by elsewhere on Thu 8th Sep 2011 19:31 UTC in reply to "RE[4]: Shabby journalism"
elsewhere
Member since:
2005-07-13

Good. Copying is bad for innovation.


Innovation by it's very nature necessitates "copying". Innovation is improvement of an existing idea.

The iPhone is a package of pre-existing ideas and concepts that was put together in an innovative way. There is no aspect of the iPhone that is inherently unique and doesn't build on an idea or invention that already existed in one way or another.

Apple achieved massive first-mover advantage in the market with the iPhone, that is the reward for innovation. It's up to them to continue building forward, they shouldn't get to draw a line in the sand and say "Ok, guys, pack up and go home because we've now perfected the smart phone and we'll sue you if you try to build a better one." The iPhone wouldn't exist if Apple didn't have the previous work of other companies to draw off of.

Copyright laws exist for a reason, and should be the standard by which software and creative work is protected, not patents. Patents are intended to protect inventions. Legally protected monopolization of ideas and concepts is bad for innovation.

I do agree with you that it's up to the courts to sort this mess out.

Reply Parent Score: 7

RE[6]: Shabby journalism
by darknexus on Fri 9th Sep 2011 02:42 in reply to "RE[5]: Shabby journalism"
darknexus Member since:
2008-07-15

Innovation by it's very nature necessitates "copying". Innovation is improvement of an existing idea.


No, that's refinement, not innovation. To innovate is to create something new. What Apple does is take current ideas and change them, evolve them from a certain perspective, into something shiny. I'm not saying this is bad, and it sure has worked for them, but I wish people would stop claiming Apple innovates. They do not.

Reply Parent Score: 5

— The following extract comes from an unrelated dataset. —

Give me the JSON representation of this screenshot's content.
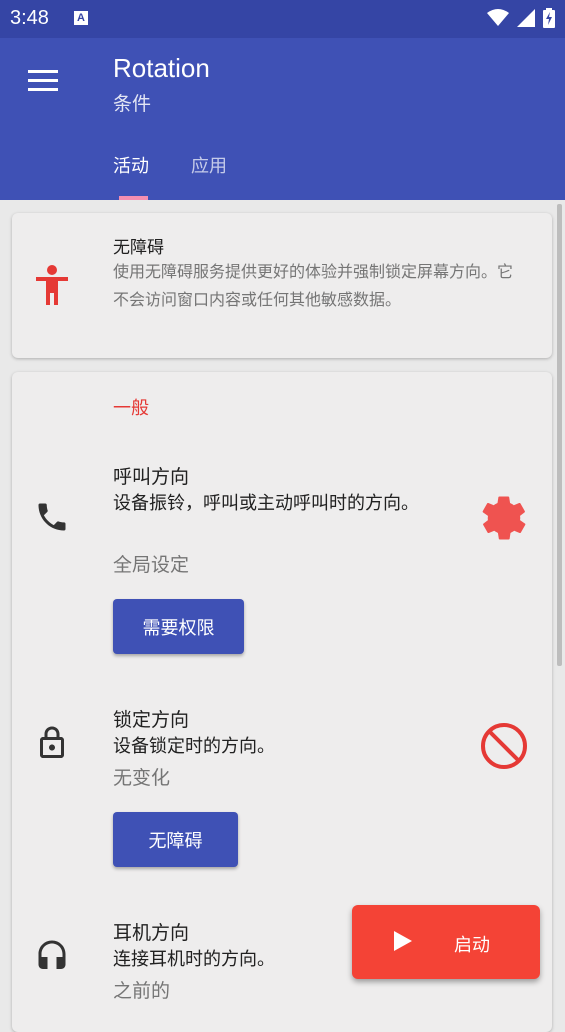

RE[7]: Shabby journalism
by MOS6510 on Fri 9th Sep 2011 04:15 in reply to "RE[6]: Shabby journalism"
MOS6510 Member since:
2011-05-12

Look up "innovation" in a dictionary and compare it with "invention".

Reply Parent Score: 2